As my sister and I took our nosebleed seats at Avery Fisher Hall, she sang the praises of an artisanal butter she had recently discovered, from a farm in upstate New York. As city dwellers, we import much of our corporeal sustenance; why not the spiritual kind as well? The idle thought instantly justified its existence when the strings of the Russian National Orchestra poured out like Béchamel in the opening movement of Schubert's “Unfinished” Symphony. Like any good chef, of course, conductor Vladimir Jurowski supplied a variety of flavors over the course of an intriguing program. The Unfinished, from 1822, exemplified one of the possible fates for a composer struggling with symphonic form and orchestration: if you're stuck trying to figure out where to go next, don't. Anton Safronov's “completion” of the third (from Schubert's piano sketches) and fourth (assembled from other Schubert works) movements, while respectful, was unsubtle and fussy. In particular, the finale, while full of Schubertian rapid shifts between parallel major and minor keys, placed too high a premium on deconstructing the orchestra into sequences of instrument groups. Had Schubert gone down any sort of path, it might well have been that sort — Beethoven's Eroica was no longer new by then — but Safronov's work inevitably lacked the hard-earned elegance and surface simplicity characteristic of the master and his extant two movements.

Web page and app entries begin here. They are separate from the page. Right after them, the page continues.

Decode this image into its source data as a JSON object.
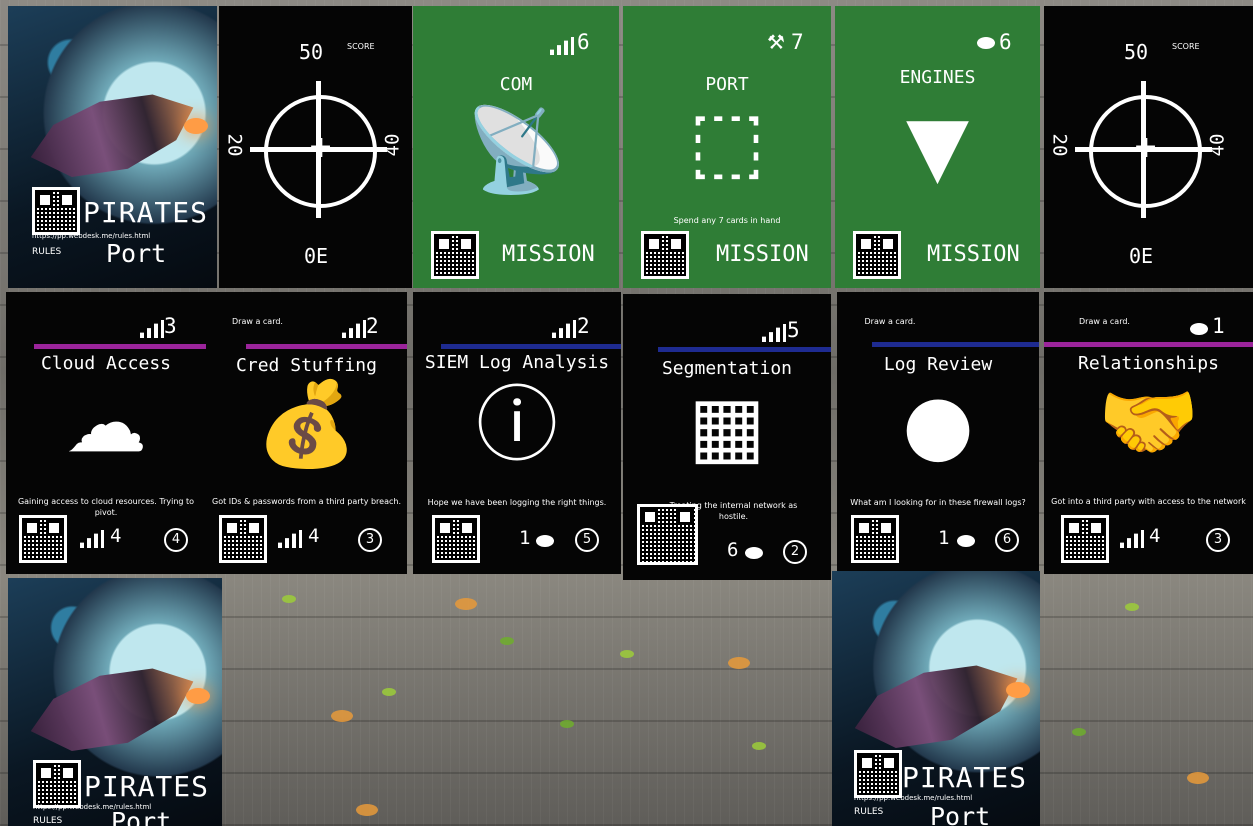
{
  "back_card": {
    "pirates": "PIRATES",
    "url": "https://pp.webdesk.me/rules.html",
    "rules": "RULES",
    "location": "Port"
  },
  "score_card": {
    "top": "50",
    "score_label": "SCORE",
    "left": "20",
    "right": "40",
    "bottom": "0E"
  },
  "ship_cards": [
    {
      "value": "6",
      "title": "COM",
      "label": "MISSION"
    },
    {
      "value": "7",
      "title": "PORT",
      "text": "Spend any 7 cards in hand",
      "label": "MISSION"
    },
    {
      "value": "6",
      "title": "ENGINES",
      "label": "MISSION"
    }
  ],
  "cards": [
    {
      "top_text": "",
      "value": "3",
      "title": "Cloud Access",
      "text": "Gaining access to cloud resources. Trying to pivot.",
      "bottom": "4",
      "circle": "4",
      "bar_color": "#9b249b"
    },
    {
      "top_text": "Draw a card.",
      "value": "2",
      "title": "Cred Stuffing",
      "text": "Got IDs & passwords from a third party breach.",
      "bottom": "4",
      "circle": "3",
      "bar_color": "#9b249b"
    },
    {
      "top_text": "",
      "value": "2",
      "title": "SIEM Log Analysis",
      "text": "Hope we have been logging the right things.",
      "bottom": "1",
      "circle": "5",
      "bar_color": "#1e2b91"
    },
    {
      "top_text": "",
      "value": "5",
      "title": "Segmentation",
      "text": "Treating the internal network as hostile.",
      "bottom": "6",
      "circle": "2",
      "bar_color": "#1e2b91"
    },
    {
      "top_text": "Draw a card.",
      "value": "",
      "title": "Log Review",
      "text": "What am I looking for in these firewall logs?",
      "bottom": "1",
      "circle": "6",
      "bar_color": "#1e2b91"
    },
    {
      "top_text": "Draw a card.",
      "value": "1",
      "title": "Relationships",
      "text": "Got into a third party with access to the network",
      "bottom": "4",
      "circle": "3",
      "bar_color": "#9b249b"
    }
  ]
}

This would be a terribly unfair comparison, if only the 35-year-old Safronov (who is still very much alive and completing his own works, too) hadn't invited it.
With strings stretching from wall to wall, a much larger ensemble backed pianist Stephen Hough in the Brahms D minor concerto. Where Schubert chose to punt, Brahms found a way to make his half-symphony go: add a protagonist and try again. Having Romanticized and modernized Schubert, Jurowski chose to emphasize mid-century Brahms the classicist: the orchestra's sound was less rounded and more directed, with clear contrapuntal lines and a tempo noticeably faster than the one I grew up listening to. Evidently Hough felt the same way, for he took every solo as an opportunity to stretch phrases out with Romantic flair. There was a section of the Adagio in which I was especially struck by how much he was enjoying his sojourn there; moments later came the only notable lapse in the impeccable taste for which he is revered by piano connoisseurs, when his expanded sense of time prevented a bouncing figure of two descending voices from being perceptible as melodic lines. In the case of a Brahms, whose style contains multitudes, it's difficult to determine whether Jurowski's or Hough's overall approach was the more true. What is certain is that the pairing of these two artists aptly summarized the challenges of interpreting Brahms. Every time the orchestra returned, tempo at full tilt, you could hear the slightly mismatched gears grinding for a moment until they meshed.
The audience was ultimately won over by a rousing, well-synchronized Rondo in which Jurowski's emphasis on instrumental counterpoint paid off, themes bouncing from timbre to timbre, dynamics shaded by instrument group even within phrases. It was a sublime moment — even at his most ungainly, Brahms is always good for a few of those — and once again, it threw Safronov's attempt at similar orchestral effects into unflattering relief. Poor fellow.